__TASK DETAILS__. Find the string "value" in the data, and copy out each line that has it.

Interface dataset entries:
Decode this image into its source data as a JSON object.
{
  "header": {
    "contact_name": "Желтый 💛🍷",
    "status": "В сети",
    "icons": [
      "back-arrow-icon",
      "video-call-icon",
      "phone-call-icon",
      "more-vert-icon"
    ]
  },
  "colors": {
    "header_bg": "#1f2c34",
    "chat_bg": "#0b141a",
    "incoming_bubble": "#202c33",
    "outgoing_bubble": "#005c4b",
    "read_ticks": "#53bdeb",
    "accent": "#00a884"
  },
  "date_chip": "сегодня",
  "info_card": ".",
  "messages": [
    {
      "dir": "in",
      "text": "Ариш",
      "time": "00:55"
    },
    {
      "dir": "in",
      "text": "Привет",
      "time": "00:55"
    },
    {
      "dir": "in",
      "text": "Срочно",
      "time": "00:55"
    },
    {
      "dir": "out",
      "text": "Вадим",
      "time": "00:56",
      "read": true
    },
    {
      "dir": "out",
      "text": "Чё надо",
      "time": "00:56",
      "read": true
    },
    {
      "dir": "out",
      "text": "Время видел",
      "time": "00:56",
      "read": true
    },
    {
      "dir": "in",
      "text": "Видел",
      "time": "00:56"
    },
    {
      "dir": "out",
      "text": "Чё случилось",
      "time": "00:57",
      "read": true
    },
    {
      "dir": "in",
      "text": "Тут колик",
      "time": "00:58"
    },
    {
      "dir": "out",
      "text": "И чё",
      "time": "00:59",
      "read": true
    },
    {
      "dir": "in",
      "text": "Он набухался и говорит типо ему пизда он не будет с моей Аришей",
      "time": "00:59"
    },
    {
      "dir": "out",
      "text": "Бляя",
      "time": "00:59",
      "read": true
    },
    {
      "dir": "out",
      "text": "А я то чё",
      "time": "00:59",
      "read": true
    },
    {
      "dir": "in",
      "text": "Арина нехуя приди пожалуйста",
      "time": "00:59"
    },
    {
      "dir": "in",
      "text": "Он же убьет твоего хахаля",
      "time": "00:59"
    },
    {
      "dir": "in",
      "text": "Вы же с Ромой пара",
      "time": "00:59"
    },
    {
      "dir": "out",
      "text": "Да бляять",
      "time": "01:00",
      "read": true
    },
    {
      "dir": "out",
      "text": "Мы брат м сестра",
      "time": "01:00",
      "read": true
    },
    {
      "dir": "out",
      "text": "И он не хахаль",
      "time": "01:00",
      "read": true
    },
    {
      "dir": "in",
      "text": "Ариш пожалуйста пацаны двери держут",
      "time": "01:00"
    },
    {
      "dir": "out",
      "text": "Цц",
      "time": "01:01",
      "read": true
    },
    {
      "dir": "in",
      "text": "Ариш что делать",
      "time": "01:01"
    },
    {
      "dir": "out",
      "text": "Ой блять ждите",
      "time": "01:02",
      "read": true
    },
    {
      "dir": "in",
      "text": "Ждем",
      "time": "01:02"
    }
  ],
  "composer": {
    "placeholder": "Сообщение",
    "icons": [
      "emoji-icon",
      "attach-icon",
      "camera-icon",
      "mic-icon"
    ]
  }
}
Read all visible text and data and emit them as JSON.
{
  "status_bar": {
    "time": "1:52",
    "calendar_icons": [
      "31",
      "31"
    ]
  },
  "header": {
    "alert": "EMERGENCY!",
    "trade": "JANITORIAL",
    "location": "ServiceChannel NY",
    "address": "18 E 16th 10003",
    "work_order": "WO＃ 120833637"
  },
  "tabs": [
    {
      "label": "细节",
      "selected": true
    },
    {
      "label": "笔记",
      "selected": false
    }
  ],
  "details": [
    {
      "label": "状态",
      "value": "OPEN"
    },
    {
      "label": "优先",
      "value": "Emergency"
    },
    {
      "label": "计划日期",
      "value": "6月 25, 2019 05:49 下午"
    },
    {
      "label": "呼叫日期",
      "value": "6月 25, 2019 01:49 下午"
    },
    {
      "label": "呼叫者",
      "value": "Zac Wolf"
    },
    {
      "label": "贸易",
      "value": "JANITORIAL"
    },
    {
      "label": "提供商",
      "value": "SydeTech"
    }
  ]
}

__YOUR RESPONSE__.
      "value": "OPEN"
      "value": "Emergency"
      "value": "6月 25, 2019 05:49 下午"
      "value": "6月 25, 2019 01:49 下午"
      "value": "Zac Wolf"
      "value": "JANITORIAL"
      "value": "SydeTech"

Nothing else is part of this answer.